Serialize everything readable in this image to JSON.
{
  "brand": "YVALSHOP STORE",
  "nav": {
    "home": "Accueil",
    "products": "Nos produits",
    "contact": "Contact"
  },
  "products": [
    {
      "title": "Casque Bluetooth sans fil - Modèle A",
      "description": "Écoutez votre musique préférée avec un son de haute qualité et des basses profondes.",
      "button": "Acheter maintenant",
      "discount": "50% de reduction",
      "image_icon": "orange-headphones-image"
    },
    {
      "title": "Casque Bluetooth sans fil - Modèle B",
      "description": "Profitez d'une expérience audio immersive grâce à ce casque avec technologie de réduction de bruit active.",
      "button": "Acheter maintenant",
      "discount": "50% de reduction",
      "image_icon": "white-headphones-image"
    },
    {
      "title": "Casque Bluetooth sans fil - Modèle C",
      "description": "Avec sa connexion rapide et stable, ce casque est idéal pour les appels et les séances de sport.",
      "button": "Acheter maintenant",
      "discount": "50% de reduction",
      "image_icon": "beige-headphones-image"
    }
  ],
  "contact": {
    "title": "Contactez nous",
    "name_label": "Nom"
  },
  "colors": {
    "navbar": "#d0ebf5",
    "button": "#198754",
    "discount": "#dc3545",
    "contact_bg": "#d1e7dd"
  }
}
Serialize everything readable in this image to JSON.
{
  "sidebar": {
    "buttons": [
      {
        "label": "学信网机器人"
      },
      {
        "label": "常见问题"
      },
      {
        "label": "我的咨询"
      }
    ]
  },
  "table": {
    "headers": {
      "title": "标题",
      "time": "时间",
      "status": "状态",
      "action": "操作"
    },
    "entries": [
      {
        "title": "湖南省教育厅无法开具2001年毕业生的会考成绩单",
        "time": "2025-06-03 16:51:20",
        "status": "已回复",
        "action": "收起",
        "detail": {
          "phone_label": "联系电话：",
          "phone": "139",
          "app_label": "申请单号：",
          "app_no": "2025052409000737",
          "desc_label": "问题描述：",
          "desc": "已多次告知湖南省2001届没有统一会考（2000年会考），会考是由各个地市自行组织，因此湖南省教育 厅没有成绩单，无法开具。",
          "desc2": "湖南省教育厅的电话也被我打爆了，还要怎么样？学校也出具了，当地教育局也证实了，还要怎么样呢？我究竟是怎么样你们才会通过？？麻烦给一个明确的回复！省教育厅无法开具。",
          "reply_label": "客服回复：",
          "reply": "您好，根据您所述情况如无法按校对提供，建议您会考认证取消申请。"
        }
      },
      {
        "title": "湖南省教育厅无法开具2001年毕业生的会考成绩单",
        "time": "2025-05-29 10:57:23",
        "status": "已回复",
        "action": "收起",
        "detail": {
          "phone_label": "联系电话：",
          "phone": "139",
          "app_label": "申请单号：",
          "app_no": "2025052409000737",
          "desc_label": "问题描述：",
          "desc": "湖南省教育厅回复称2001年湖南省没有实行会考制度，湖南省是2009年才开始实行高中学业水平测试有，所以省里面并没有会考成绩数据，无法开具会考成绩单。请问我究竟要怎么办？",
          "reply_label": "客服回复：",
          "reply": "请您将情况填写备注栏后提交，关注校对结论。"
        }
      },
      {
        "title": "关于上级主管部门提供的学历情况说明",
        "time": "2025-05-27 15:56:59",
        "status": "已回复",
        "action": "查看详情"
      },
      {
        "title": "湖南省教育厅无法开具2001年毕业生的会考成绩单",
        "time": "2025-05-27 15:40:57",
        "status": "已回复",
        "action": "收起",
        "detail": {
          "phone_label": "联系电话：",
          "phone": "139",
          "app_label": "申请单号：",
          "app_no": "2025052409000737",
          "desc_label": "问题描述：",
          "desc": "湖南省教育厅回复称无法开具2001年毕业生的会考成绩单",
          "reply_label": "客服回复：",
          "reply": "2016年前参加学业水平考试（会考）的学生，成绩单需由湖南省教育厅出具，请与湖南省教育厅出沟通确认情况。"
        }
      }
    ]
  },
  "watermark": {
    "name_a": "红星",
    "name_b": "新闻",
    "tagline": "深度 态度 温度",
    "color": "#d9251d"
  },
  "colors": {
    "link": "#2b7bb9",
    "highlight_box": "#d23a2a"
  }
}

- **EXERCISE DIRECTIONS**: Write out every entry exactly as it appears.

- **RESPONSE AREA**:
Serialize everything readable in this image to JSON.
{
  "brand": "YVALSHOP STORE",
  "nav": {
    "home": "Accueil",
    "products": "Nos produits",
    "contact": "Contact"
  },
  "products": [
    {
      "title": "Casque Bluetooth sans fil - Modèle A",
      "description": "Écoutez votre musique préférée avec un son de haute qualité et des basses profondes.",
      "button": "Acheter maintenant",
      "discount": "50% de reduction",
      "image_icon": "orange-headphones-image"
    },
    {
      "title": "Casque Bluetooth sans fil - Modèle B",
      "description": "Profitez d'une expérience audio immersive grâce à ce casque avec technologie de réduction de bruit active.",
      "button": "Acheter maintenant",
      "discount": "50% de reduction",
      "image_icon": "white-headphones-image"
    },
    {
      "title": "Casque Bluetooth sans fil - Modèle C",
      "description": "Avec sa connexion rapide et stable, ce casque est idéal pour les appels et les séances de sport.",
      "button": "Acheter maintenant",
      "discount": "50% de reduction",
      "image_icon": "beige-headphones-image"
    }
  ],
  "contact": {
    "title": "Contactez nous",
    "name_label": "Nom"
  },
  "colors": {
    "navbar": "#d0ebf5",
    "button": "#198754",
    "discount": "#dc3545",
    "contact_bg": "#d1e7dd"
  }
}
Serialize everything readable in this image to JSON.
{
  "sidebar": {
    "buttons": [
      {
        "label": "学信网机器人"
      },
      {
        "label": "常见问题"
      },
      {
        "label": "我的咨询"
      }
    ]
  },
  "table": {
    "headers": {
      "title": "标题",
      "time": "时间",
      "status": "状态",
      "action": "操作"
    },
    "entries": [
      {
        "title": "湖南省教育厅无法开具2001年毕业生的会考成绩单",
        "time": "2025-06-03 16:51:20",
        "status": "已回复",
        "action": "收起",
        "detail": {
          "phone_label": "联系电话：",
          "phone": "139",
          "app_label": "申请单号：",
          "app_no": "2025052409000737",
          "desc_label": "问题描述：",
          "desc": "已多次告知湖南省2001届没有统一会考（2000年会考），会考是由各个地市自行组织，因此湖南省教育 厅没有成绩单，无法开具。",
          "desc2": "湖南省教育厅的电话也被我打爆了，还要怎么样？学校也出具了，当地教育局也证实了，还要怎么样呢？我究竟是怎么样你们才会通过？？麻烦给一个明确的回复！省教育厅无法开具。",
          "reply_label": "客服回复：",
          "reply": "您好，根据您所述情况如无法按校对提供，建议您会考认证取消申请。"
        }
      },
      {
        "title": "湖南省教育厅无法开具2001年毕业生的会考成绩单",
        "time": "2025-05-29 10:57:23",
        "status": "已回复",
        "action": "收起",
        "detail": {
          "phone_label": "联系电话：",
          "phone": "139",
          "app_label": "申请单号：",
          "app_no": "2025052409000737",
          "desc_label": "问题描述：",
          "desc": "湖南省教育厅回复称2001年湖南省没有实行会考制度，湖南省是2009年才开始实行高中学业水平测试有，所以省里面并没有会考成绩数据，无法开具会考成绩单。请问我究竟要怎么办？",
          "reply_label": "客服回复：",
          "reply": "请您将情况填写备注栏后提交，关注校对结论。"
        }
      },
      {
        "title": "关于上级主管部门提供的学历情况说明",
        "time": "2025-05-27 15:56:59",
        "status": "已回复",
        "action": "查看详情"
      },
      {
        "title": "湖南省教育厅无法开具2001年毕业生的会考成绩单",
        "time": "2025-05-27 15:40:57",
        "status": "已回复",
        "action": "收起",
        "detail": {
          "phone_label": "联系电话：",
          "phone": "139",
          "app_label": "申请单号：",
          "app_no": "2025052409000737",
          "desc_label": "问题描述：",
          "desc": "湖南省教育厅回复称无法开具2001年毕业生的会考成绩单",
          "reply_label": "客服回复：",
          "reply": "2016年前参加学业水平考试（会考）的学生，成绩单需由湖南省教育厅出具，请与湖南省教育厅出沟通确认情况。"
        }
      }
    ]
  },
  "watermark": {
    "name_a": "红星",
    "name_b": "新闻",
    "tagline": "深度 态度 温度",
    "color": "#d9251d"
  },
  "colors": {
    "link": "#2b7bb9",
    "highlight_box": "#d23a2a"
  }
}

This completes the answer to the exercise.